## Task to carry out
Every line in the entries that holds "mention" should be identified and copied.

## Material supplied
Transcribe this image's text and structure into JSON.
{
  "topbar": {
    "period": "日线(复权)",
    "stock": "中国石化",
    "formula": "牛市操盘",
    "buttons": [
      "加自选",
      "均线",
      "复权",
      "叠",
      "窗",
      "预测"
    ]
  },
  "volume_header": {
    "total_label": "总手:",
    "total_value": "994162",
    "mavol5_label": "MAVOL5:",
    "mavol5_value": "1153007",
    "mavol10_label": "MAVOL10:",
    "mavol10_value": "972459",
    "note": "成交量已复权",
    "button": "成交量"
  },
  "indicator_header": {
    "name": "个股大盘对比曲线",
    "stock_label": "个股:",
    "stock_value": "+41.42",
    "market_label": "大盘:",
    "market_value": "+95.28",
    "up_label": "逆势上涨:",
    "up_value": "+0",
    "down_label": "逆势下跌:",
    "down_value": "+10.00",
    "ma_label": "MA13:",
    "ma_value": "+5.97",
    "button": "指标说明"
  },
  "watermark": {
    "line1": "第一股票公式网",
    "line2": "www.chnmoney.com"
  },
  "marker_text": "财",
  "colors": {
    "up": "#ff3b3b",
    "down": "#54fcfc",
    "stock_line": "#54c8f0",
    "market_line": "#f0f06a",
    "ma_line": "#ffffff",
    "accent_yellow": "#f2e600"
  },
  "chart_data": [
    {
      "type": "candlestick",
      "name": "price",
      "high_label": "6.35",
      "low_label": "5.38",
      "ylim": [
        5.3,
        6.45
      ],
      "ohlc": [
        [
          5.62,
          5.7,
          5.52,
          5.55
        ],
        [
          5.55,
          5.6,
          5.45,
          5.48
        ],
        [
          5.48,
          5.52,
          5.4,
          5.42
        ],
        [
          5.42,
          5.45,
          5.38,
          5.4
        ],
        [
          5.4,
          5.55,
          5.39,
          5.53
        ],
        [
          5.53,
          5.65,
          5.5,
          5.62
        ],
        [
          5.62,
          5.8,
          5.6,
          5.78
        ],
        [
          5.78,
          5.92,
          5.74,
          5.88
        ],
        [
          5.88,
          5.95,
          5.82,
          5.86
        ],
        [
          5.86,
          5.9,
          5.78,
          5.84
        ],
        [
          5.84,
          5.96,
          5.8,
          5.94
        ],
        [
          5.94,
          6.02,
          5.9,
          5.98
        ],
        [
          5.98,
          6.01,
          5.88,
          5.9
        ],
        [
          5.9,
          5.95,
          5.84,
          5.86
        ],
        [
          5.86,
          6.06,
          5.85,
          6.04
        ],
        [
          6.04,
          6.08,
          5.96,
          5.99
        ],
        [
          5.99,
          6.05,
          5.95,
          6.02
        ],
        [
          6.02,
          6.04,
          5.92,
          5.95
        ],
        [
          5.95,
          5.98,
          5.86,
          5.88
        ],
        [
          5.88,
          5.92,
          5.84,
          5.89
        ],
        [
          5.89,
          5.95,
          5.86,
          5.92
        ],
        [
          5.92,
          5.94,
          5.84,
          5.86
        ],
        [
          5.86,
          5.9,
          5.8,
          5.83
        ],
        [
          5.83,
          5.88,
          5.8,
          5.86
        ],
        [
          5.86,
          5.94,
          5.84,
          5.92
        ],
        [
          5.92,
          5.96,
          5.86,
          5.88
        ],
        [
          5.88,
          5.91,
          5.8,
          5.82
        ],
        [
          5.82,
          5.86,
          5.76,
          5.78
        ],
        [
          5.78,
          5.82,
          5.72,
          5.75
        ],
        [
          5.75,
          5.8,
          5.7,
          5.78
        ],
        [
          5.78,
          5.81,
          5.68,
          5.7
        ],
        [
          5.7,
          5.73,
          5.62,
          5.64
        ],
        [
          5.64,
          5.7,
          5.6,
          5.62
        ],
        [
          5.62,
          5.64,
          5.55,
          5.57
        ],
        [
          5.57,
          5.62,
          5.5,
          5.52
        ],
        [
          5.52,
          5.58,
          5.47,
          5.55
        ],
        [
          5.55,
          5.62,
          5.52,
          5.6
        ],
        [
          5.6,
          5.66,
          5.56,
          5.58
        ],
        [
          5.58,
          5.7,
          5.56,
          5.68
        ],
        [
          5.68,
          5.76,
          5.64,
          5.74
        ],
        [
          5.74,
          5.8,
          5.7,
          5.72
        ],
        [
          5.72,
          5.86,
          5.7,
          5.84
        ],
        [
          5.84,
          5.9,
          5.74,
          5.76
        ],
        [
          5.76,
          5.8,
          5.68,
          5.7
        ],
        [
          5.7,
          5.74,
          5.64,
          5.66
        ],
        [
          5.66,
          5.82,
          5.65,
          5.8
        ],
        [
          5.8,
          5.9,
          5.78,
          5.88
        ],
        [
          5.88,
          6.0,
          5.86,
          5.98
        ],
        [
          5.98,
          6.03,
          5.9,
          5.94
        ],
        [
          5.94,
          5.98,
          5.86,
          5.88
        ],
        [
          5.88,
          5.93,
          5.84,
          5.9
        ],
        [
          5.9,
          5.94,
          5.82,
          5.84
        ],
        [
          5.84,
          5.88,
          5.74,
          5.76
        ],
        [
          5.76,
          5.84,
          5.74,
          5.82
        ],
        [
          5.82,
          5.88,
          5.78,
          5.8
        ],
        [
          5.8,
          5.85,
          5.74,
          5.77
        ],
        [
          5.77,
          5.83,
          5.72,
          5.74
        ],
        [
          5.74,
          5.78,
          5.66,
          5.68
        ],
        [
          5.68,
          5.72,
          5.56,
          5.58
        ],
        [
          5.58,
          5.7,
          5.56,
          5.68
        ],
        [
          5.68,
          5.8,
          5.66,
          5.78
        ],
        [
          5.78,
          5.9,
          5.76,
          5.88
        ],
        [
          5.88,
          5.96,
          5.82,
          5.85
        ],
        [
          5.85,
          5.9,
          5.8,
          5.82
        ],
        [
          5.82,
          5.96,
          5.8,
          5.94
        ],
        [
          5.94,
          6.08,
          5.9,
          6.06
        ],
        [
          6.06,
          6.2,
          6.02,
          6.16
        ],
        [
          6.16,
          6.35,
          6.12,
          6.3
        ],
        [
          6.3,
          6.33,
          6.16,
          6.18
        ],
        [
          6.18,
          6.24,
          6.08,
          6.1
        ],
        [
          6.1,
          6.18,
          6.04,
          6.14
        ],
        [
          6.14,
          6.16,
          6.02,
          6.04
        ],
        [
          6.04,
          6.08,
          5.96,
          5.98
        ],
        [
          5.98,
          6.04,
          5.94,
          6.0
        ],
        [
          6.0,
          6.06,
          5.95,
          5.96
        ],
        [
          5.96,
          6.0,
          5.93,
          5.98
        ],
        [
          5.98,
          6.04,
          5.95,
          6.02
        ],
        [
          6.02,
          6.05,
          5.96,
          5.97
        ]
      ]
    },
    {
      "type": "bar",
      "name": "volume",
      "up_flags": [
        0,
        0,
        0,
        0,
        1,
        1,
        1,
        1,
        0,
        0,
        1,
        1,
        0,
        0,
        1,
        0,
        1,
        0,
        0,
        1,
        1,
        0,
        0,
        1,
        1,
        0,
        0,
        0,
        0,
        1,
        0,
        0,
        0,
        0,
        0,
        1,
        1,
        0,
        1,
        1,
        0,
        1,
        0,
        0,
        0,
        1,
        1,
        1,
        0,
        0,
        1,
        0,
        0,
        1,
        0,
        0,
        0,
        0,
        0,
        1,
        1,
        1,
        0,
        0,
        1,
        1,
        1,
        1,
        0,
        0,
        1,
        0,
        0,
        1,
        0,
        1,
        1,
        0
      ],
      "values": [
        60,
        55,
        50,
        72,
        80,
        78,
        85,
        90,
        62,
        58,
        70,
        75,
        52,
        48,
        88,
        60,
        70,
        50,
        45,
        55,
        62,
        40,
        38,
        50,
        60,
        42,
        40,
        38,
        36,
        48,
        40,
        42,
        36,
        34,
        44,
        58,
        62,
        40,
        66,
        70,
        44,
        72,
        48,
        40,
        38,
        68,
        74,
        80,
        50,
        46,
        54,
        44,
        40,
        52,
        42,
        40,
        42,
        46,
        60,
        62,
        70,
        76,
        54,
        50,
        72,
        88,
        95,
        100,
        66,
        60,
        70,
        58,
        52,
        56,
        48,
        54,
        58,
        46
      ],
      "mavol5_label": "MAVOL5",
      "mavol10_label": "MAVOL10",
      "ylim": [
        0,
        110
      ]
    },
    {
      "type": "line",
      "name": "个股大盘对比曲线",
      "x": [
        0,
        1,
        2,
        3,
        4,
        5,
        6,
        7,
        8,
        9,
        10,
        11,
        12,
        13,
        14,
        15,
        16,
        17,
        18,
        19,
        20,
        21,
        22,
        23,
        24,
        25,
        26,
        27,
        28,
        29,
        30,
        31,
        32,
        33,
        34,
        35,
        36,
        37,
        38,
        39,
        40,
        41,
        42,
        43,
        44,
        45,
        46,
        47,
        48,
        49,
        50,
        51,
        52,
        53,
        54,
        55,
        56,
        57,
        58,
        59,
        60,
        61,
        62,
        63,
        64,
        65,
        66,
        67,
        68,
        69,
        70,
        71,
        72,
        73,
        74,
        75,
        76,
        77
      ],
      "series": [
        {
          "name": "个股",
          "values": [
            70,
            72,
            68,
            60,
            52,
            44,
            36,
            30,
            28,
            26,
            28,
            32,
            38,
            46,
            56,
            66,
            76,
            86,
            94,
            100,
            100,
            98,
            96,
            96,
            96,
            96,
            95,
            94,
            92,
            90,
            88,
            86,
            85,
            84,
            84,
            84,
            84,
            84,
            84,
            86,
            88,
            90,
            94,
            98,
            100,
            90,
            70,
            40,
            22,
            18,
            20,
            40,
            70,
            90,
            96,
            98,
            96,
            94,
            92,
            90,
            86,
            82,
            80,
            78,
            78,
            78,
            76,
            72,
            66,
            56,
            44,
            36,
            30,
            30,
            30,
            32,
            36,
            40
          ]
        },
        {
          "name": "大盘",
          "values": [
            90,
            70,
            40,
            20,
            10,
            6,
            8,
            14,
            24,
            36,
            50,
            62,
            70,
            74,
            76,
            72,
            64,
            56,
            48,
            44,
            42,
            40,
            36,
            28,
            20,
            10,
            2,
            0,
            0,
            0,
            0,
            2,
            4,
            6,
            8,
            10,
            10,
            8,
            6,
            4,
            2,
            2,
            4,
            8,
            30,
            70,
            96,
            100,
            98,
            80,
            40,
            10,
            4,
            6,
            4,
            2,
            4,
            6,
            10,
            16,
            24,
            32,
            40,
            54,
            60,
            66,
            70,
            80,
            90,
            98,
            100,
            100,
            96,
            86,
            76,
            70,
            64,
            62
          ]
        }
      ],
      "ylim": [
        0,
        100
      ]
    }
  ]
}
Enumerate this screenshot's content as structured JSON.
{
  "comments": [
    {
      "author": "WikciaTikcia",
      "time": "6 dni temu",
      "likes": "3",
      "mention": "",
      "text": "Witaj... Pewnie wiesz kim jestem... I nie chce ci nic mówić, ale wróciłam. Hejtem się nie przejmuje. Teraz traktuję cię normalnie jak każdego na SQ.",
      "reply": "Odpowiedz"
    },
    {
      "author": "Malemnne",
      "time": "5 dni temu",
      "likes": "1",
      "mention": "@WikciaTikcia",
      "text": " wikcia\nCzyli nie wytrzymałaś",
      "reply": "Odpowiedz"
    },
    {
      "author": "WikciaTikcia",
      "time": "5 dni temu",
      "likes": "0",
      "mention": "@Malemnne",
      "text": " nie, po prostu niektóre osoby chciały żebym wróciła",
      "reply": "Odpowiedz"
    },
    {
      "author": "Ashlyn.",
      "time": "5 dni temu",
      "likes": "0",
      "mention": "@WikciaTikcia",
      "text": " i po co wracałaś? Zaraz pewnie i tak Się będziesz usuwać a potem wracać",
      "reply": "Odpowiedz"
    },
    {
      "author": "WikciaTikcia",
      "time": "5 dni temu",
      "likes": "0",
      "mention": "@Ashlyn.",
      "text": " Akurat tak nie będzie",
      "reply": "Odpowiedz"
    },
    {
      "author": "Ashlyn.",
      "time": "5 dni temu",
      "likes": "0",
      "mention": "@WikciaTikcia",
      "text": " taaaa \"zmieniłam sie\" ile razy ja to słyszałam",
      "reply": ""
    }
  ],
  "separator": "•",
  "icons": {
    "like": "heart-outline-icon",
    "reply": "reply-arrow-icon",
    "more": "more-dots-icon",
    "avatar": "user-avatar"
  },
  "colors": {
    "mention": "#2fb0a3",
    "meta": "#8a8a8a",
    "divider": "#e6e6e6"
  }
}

## Solution to the problem
      "mention": "",
      "mention": "@WikciaTikcia",
      "mention": "@Malemnne",
      "mention": "@WikciaTikcia",
      "mention": "@Ashlyn.",
      "mention": "@WikciaTikcia",
    "mention": "#2fb0a3",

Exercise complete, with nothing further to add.